A shocking 2015 body camera video of a Burlington Police Department officer shooting a white woman in her yard in front of her young children has emerged online six years later.
Local officials fought a lengthy legal battle in Iowa courts looking to cover the incident up. In 2018, a federal judge forced them to release the video to the public, but it was largely ignored by the mainstream media and activist groups for political and racial reasons. The officer, Jesse Hill, is black, while his victim, Autumn Steele, is white.
Hill, who yells “I’m going to prison” after killing Steele, was never disciplined for the shooting. He testified that the family dog was attacking him, but this was later found out to be a lie. Steele’s family eventually won a $2 million dollar wrongful death settlement in their civil case.
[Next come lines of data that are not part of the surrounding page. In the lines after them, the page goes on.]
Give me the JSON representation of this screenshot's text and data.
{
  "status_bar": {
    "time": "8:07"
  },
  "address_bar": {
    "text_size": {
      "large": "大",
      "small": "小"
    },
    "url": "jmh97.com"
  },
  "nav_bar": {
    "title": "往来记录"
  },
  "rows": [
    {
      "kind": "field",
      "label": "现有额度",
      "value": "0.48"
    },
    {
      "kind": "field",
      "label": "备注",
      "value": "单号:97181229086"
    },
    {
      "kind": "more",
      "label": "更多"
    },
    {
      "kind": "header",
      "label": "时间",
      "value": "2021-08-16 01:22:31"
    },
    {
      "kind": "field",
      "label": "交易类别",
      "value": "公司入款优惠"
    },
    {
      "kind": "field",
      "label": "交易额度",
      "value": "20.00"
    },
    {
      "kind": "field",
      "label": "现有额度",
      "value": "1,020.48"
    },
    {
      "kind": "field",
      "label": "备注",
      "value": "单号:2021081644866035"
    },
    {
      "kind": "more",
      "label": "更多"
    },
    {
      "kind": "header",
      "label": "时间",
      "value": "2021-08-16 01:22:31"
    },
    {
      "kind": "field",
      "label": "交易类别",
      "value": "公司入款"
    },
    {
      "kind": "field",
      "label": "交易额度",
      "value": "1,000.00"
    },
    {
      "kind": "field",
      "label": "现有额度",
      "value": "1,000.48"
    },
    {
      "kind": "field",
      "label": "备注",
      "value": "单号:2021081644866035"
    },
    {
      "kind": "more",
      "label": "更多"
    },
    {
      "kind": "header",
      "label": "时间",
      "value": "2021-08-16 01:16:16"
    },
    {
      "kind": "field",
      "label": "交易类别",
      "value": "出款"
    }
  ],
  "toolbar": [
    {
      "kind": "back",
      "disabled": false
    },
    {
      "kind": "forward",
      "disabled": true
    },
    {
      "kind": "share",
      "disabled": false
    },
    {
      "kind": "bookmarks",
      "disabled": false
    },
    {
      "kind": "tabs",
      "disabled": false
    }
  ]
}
Separate litigation over the incident is ongoing due to Burlington’s stubborn refusal to release additional pieces of evidence proving wrongdoing by officer Hill.
While Iowa has open records laws that in theory guarantee public access, police departments in the state force families and advocates to fight expensive legal battles in hopes of deterring requests for video in cases of obvious wrongdoing. The lack of interest from outlets like the New York Times and CNN in police brutality cases when the victim is white also allows them to avoid scrutiny and criticism for this practice.
Jesse Hill continues to work for the BPD as a school resource officer (SRO) at Burlington High School. Seeing Hill’s history of, at best, flagrant incompetence in wielding his firearm, the fact that the local police find it appropriate to allow him to carry a gun around children is an act of mind boggling disregard for public safety.
The decision to keep Hill may be motivated by fear of being accused of racism. The Burlington Police Department is only 2% black, making Hill a prized token that must be kept on the force by all means.
Over half of all police shootings are committed against white people — roughly proportional to the overall white population — despite being significantly less likely to commit crimes (especially violent crimes) than blacks. Because white people are not allowed to have political advocates, discussion on the subject tends to focus exclusively on black figures like George Floyd, while genuine injustices against innocent people like Autumn Steele are ignored.